Grand Lodge No. 150

I little enjoyed the annual meeting of the IOOF Grand Lodge of Oregon, but my home lodge votes to send me from time to time, and I feel compelled to go. This was its 150th session.

Most people dress formally for the social events, but I only wore a suit. In all my 57 years, I have yet to wear a tux. As for the dinner utensils, I knew that I was supposed to work my way from the outside in or the inside out, but I couldn’t remember which, and then there was that fork at the top of the plate. I find my ignorance of such things to be more amusing than annoying.

My father never wore a tux either, and I never saw him in a suit except when he was in one of his churchgoing phases. He would not have joined a lodge; but if he had joined, he would not have attended Grand Lodge; but if he had attended Grand Lodge, he would have masked his social terrors with anger before he stomped out. I am very glad that I am not like my father.

When I went on antidepressants in 1996, my own social fears greatly diminished. When I stopped taking them thirteen months ago, I worried that my fears would return, but they have not. I have two explanations. One is that I have declared myself too old to stoop to the indignity of worrying about what people think. The other is that I don’t consider people sufficiently important for their opinions to matter.

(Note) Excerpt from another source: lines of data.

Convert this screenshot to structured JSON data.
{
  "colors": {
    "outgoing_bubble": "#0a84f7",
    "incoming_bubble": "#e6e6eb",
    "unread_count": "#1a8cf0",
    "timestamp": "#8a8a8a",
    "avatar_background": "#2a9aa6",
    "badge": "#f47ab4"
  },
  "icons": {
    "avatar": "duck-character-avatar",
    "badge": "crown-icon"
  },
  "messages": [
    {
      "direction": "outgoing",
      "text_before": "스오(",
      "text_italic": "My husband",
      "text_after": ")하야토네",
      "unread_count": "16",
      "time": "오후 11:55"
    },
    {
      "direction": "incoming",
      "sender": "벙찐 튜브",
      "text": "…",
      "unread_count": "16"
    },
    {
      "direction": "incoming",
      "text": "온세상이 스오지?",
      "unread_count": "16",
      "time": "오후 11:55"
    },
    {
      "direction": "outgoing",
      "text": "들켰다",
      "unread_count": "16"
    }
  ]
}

I went to work on household projects within an hour of getting home, and have scarcely stopped in the three days since. I did attend the Masonic Philosophical Society on Saturday and my regular Masonic lodge tonight. Tomorrow night is Odd Fellows, and then there is a Master Mason degree on Thursday. If I didn’t allow myself such indulgences, my time would be taken up almost entirely by chores, and I would become resentful. This house is already like anvil tied to my neck. I tell myself that I should appreciate it. After all, I could own nothing but the clothes on their back and not enough of those. Yet, as I stood looking out the den window today at the far corner of the house, it seemed as distant and demanding as the hull of a large ship.